October 8, 2015

By David Davenport

The North American Free Trade Agreement (NAFTA) turned 21 this year, an appropriate time to evaluate its successes and failures and to apply those lessons to the Trans-Pacific Partnership (TPP) agreement recently signed and under review by the U.S. Congress.  The 12-nation TPP has, after all, been called “NAFTA on steroids.”  To do so is to recognize that Mrs. [Hillary] Clinton, who recently flipped from supporting TPP to opposing it, has unfortunately reached her position for political and not sound policy reasons.

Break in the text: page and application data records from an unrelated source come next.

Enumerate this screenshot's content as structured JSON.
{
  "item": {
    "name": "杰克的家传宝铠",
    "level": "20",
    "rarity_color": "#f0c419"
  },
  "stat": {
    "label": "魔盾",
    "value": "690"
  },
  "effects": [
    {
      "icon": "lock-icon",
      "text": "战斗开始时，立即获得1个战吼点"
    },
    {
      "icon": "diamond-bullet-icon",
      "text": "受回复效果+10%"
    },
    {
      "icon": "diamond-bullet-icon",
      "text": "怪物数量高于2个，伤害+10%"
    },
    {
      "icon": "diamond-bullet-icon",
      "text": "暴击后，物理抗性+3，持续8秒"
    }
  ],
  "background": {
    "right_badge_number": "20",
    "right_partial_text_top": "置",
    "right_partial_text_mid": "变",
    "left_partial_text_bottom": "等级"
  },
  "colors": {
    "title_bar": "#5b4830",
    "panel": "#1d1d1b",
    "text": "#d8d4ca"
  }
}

NAFTA, implemented in 1994, generated plenty of anxieties and attacks in its day.  It was not only the largest free trade agreement at the time, but also the first to tie together developed nations (Canada and the U.S.) with an underdeveloped country (Mexico) in such a treaty.  The idea of reducing tariffs and trade barriers among the countries led to fears of widespread job losses.  Remember Ross Perot’s “giant sucking sound” in the 1992 presidential debate?  That was supposed to be from the 5.9 million jobs he claimed would go south to Mexico.

In fact, NAFTA at 21 looks pretty good, in some ways really good.   Trade among the three countries is up 300% to $1.2 trillion and the three members are now each other’s largest trading partners.  Real wages are up in all three countries.  Due in large part to NAFTA, North America has become something of an economic power region, now producing one-fourth of global GDP.  North America is becoming an energy exporter and the long-needed energy independence from Middle Eastern oil is now a realistic possibility. In order to increase trade and attract foreign direct investment, Mexico has democratized, another significant benefit.  Improved political relations among the three countries is, in some ways, the biggest gain of all.

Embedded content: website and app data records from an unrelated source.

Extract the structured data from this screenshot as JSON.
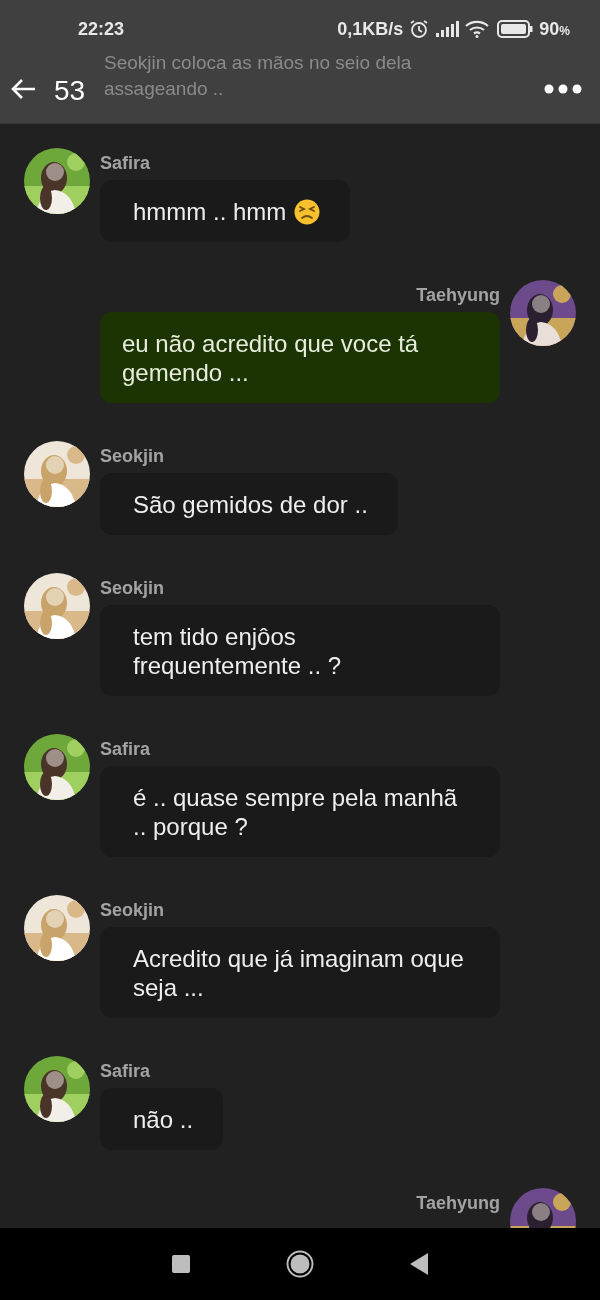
{
  "status_bar": {
    "time": "22:23",
    "speed": "0,1KB/s",
    "battery": "90",
    "battery_unit": "%"
  },
  "header": {
    "faded_lines": [
      "Seokjin coloca as mãos no seio dela",
      "assageando .."
    ],
    "title": "53"
  },
  "messages": [
    {
      "kind": "received",
      "name": "Safira",
      "text": "hmmm .. hmm",
      "emoji": true
    },
    {
      "kind": "sent",
      "name": "Taehyung",
      "text": "eu não acredito que voce tá gemendo ..."
    },
    {
      "kind": "received",
      "name": "Seokjin",
      "text": "São gemidos de dor .."
    },
    {
      "kind": "received",
      "name": "Seokjin",
      "text": "tem tido enjôos frequentemente .. ?"
    },
    {
      "kind": "received",
      "name": "Safira",
      "text": "é .. quase sempre pela manhã .. porque ?"
    },
    {
      "kind": "received",
      "name": "Seokjin",
      "text": "Acredito que já imaginam oque seja ..."
    },
    {
      "kind": "received",
      "name": "Safira",
      "text": "não .."
    },
    {
      "kind": "sent",
      "name": "Taehyung"
    }
  ]
}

Read the full article at BloombergView.com: Hillary Hears Perot's Giant Sucking Sound And Flips On Trade Agreement

Issue Categories : Hillary Clinton, Trade